My definition of cosleeping is sharing a bed so that mother and baby or father and baby may have skin-to-skin contact, breathe the same air, etc. Other definitions state that cosleeping involves sharing a room and/or having the bassinet or crib next to the bed also constitute cosleeping.

I grew up with a “family bed” and did not think it was weird or different or even wrong. I remember nights when all five of us would be in the bed. I remember nights when one of kids would just lay next to the bed with a big ‘ol blanket because he or she wanted to be near the family.

It wasn’t until I had people close to me start having babies that I became witness to the way that our society deems appropriate in regards to an infant’s sleep habits. It is like nails on a chalk board to me when I see someone place a child down for bed in their new crib in their picture perfect nursery and then walk away, leaving the baby all alone crying in the dark room. Nails on a chalkboard.
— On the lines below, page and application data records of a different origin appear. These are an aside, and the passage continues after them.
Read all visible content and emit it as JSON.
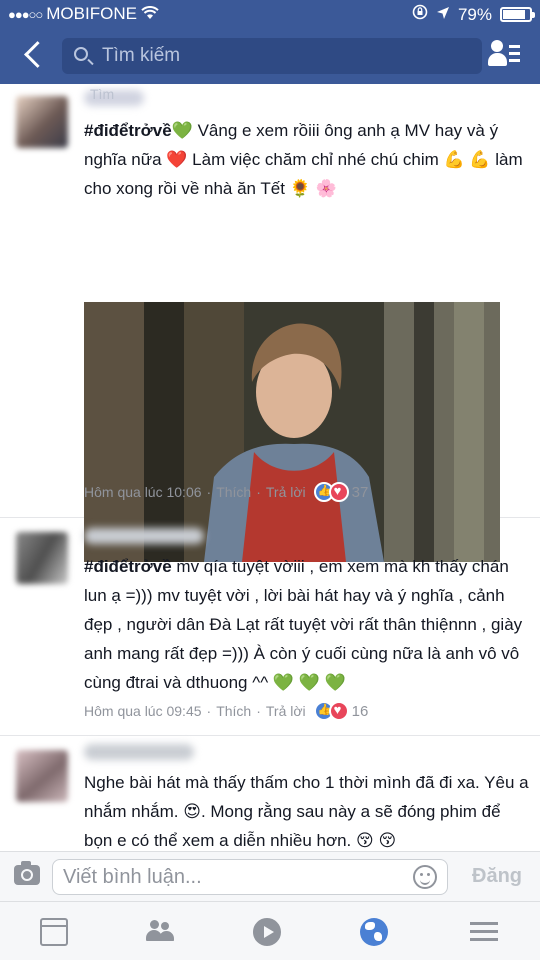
{
  "status": {
    "carrier": "MOBIFONE",
    "battery": "79%"
  },
  "header": {
    "search_placeholder": "Tìm kiếm"
  },
  "comments": [
    {
      "faded_label": "Tìm",
      "hashtag": "#điđểtrởvề",
      "text": "💚  Vâng e xem rồiii ông anh ạ MV hay và ý nghĩa nữa ❤️  Làm việc chăm chỉ nhé chú chim 💪 💪 làm cho xong rồi về nhà ăn Tết 🌻 🌸",
      "time": "Hôm qua lúc 10:06",
      "like": "Thích",
      "reply": "Trả lời",
      "reactions": "37"
    },
    {
      "hashtag": "#điđểtrởvề",
      "text": " mv qía tuyệt vờiii , em xem mà kh thấy chán lun ạ =))) mv tuyệt vời , lời bài hát hay và ý nghĩa , cảnh đẹp , người dân Đà Lạt rất tuyệt vời rất thân thiệnnn , giày anh mang rất đẹp =))) À còn ý cuối cùng nữa là anh vô vô cùng đtrai và dthuong ^^ 💚 💚 💚",
      "time": "Hôm qua lúc 09:45",
      "like": "Thích",
      "reply": "Trả lời",
      "reactions": "16"
    },
    {
      "text": "Nghe bài hát mà thấy thấm cho 1 thời mình đã đi xa. Yêu a nhắm nhắm. 😍. Mong rằng sau này a sẽ đóng phim để bọn e có thể xem a diễn nhiều hơn. 😚 😚"
    }
  ],
  "composer": {
    "placeholder": "Viết bình luận...",
    "post_label": "Đăng"
  },
  "colors": {
    "header_blue": "#3b5998",
    "meta_gray": "#90949c",
    "like_blue": "#4a80d4",
    "love_red": "#e8455a"
  }
}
The infant is left alone in a dark room to FIGURE IT OUT. The newborn baby is supposed to figure sleep out. How the hell do you expect for an infant to figure out sleep when he or she has spent the last 40 weeks in the mother’s belly? The mother has guided every life decision the infant has made directly or indirectly. Breathing, eating, and even moving have been influenced by the mother’s movement patterns.

Humans are born the most neurologically immature primate of all– 25% of brain volume. That means that we have to develop our brain biologically. Research has shown that an infant laying in close proximity to the mother mimics breathing and heart rate patterns of the mother. Physiological responses and natural reflexes are being programmed while the mother and infant sleep next to each other, touching each other, smelling each other, and moving in response to the other’s movement.
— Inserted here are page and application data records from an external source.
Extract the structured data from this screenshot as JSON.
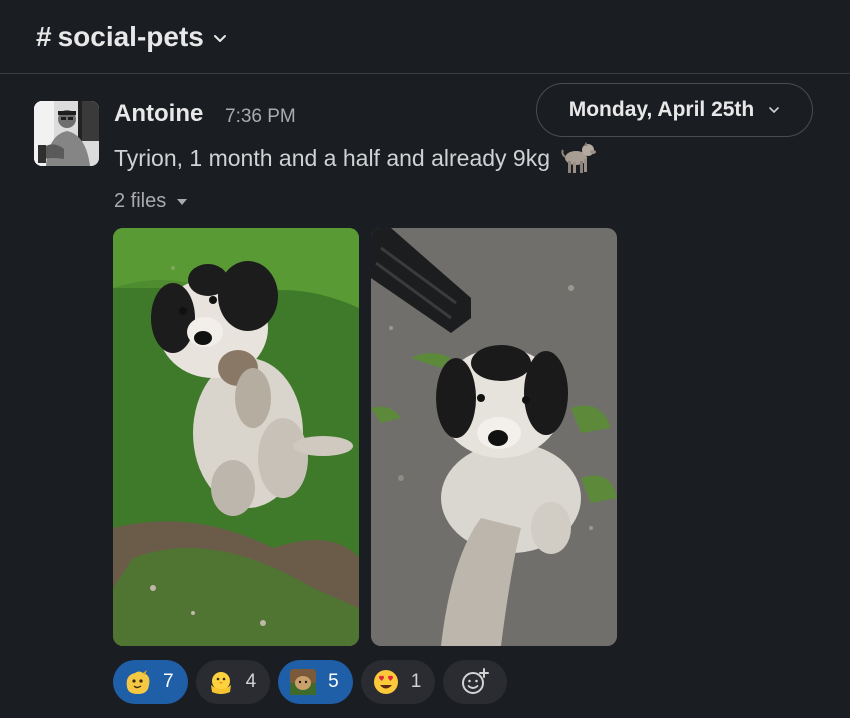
{
  "channel": {
    "hash": "#",
    "name": "social-pets"
  },
  "date_divider": {
    "label": "Monday, April 25th"
  },
  "message": {
    "author": "Antoine",
    "time": "7:36 PM",
    "text": "Tyrion, 1 month and a half and already 9kg",
    "inline_emoji": "dog-icon",
    "files_label": "2 files",
    "attachments": [
      {
        "alt": "puppy-sitting-on-grass-photo"
      },
      {
        "alt": "puppy-on-gravel-photo"
      }
    ],
    "reactions": [
      {
        "emoji": "custom-yellow-blob-emoji",
        "count": "7",
        "active": true
      },
      {
        "emoji": "hatching-chick-emoji",
        "count": "4",
        "active": false
      },
      {
        "emoji": "custom-dog-photo-emoji",
        "count": "5",
        "active": true
      },
      {
        "emoji": "heart-eyes-emoji",
        "count": "1",
        "active": false
      }
    ]
  },
  "colors": {
    "background": "#1a1d21",
    "active_reaction": "#1f5fa8",
    "reaction_pill": "#2a2c31",
    "text_primary": "#d1d2d3",
    "text_muted": "#ababad"
  }
}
Cosleeping benefits:

  • Encourages and makes breastfeeding easier.
  • Nearly doubles the amount of breastfeeding sessions.
  • Sleep-sharing pair usually sleeps in harmony.
  • Babies sleep better.
  • Mothers sleep better.
  • Babies thrive as in reaching full potential.
  • Reduces risks of SIDS.
  • Promotes a deeper connection between baby and parents.

Consider breaking the societal norms when it comes to family bedtime habits. Though it may seem odd relative to many families in 2012, it’s fully normal in the context of our past. Furthermore, the benefits of cosleeping aren’t to be ignored.

 

Workout 

Warm Up

2 Rounds:
400m jog
15 squats with a 10 second pause at the bottom
5 turkish get ups (light weight, R)
5 turkish get ups (light weight, L)
 
Advanced 
4 Rounds, Rest as needed:
10 KB (35#) snatches (right)
10 KB snatches (left)
50 squats
 
Intermediate 
4 Rounds, Rest as needed:
10 KB (26#) snatches (right)
10 KB snatches (left)
50 squats
 
Beginner 
4 Rounds, Rest as needed:
10 KB (18#) snatches (right)
10 KB snatches (left)
50 squats
 
Modifications 
Weight is up to you, but programmed for medium intensity.